## Task prompt
Copy the entries without a single change. Pictures should be dropped.

## Material for this task
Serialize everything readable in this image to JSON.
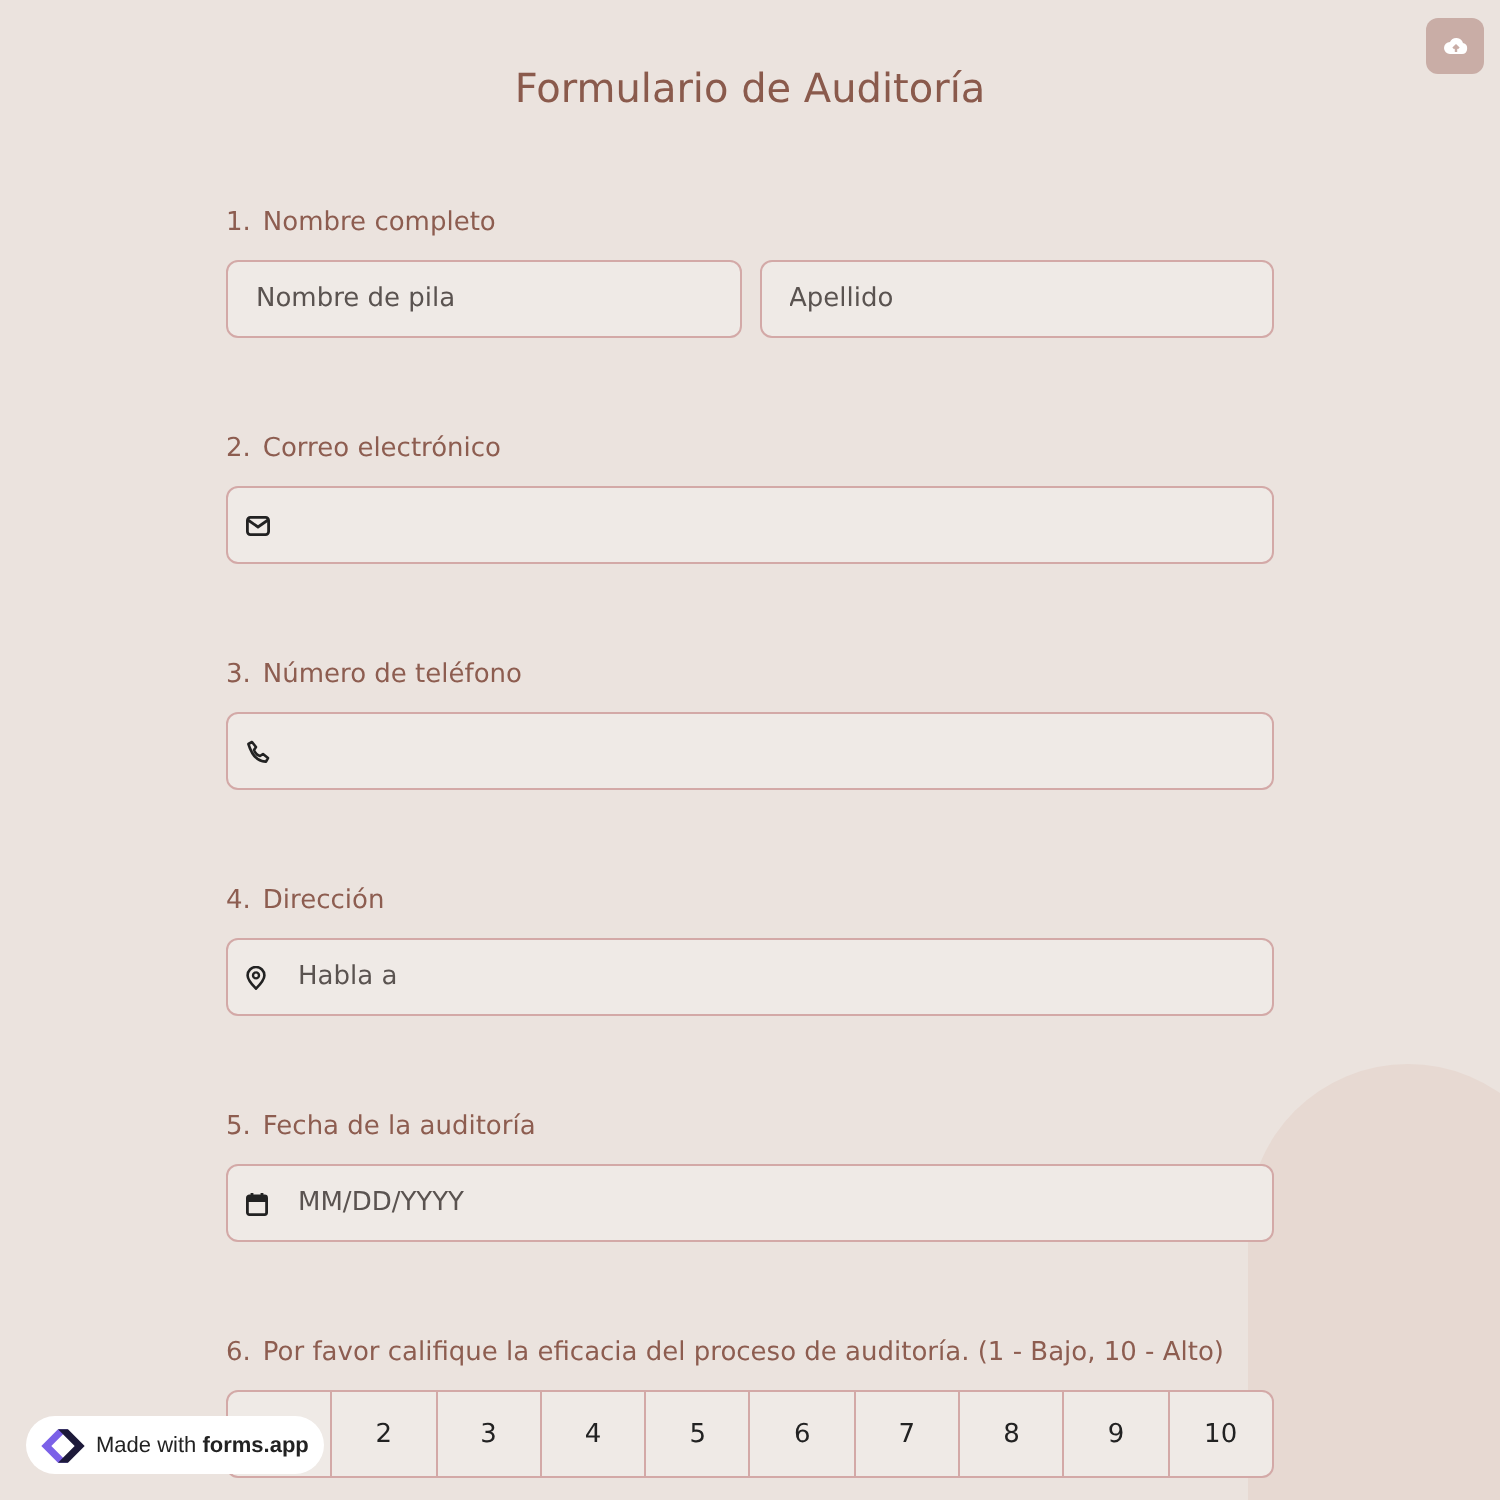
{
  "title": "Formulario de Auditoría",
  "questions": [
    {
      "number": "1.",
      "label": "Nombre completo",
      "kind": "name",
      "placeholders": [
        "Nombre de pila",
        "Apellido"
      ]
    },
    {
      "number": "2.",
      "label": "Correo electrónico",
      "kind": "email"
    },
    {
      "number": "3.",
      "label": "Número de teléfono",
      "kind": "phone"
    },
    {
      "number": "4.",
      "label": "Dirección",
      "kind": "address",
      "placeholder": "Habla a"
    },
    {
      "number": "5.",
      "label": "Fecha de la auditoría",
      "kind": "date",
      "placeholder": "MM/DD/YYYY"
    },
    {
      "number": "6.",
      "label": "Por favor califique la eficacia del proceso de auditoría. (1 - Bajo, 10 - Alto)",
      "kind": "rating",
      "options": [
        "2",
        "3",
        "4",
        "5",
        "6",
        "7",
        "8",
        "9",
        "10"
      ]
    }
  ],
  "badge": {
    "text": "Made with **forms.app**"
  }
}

## Result of this task
Serialize everything readable in this image to JSON.
{
  "title": "Formulario de Auditoría",
  "questions": [
    {
      "number": "1.",
      "label": "Nombre completo",
      "kind": "name",
      "placeholders": [
        "Nombre de pila",
        "Apellido"
      ]
    },
    {
      "number": "2.",
      "label": "Correo electrónico",
      "kind": "email"
    },
    {
      "number": "3.",
      "label": "Número de teléfono",
      "kind": "phone"
    },
    {
      "number": "4.",
      "label": "Dirección",
      "kind": "address",
      "placeholder": "Habla a"
    },
    {
      "number": "5.",
      "label": "Fecha de la auditoría",
      "kind": "date",
      "placeholder": "MM/DD/YYYY"
    },
    {
      "number": "6.",
      "label": "Por favor califique la eficacia del proceso de auditoría. (1 - Bajo, 10 - Alto)",
      "kind": "rating",
      "options": [
        "2",
        "3",
        "4",
        "5",
        "6",
        "7",
        "8",
        "9",
        "10"
      ]
    }
  ],
  "badge": {
    "text": "Made with **forms.app**"
  }
}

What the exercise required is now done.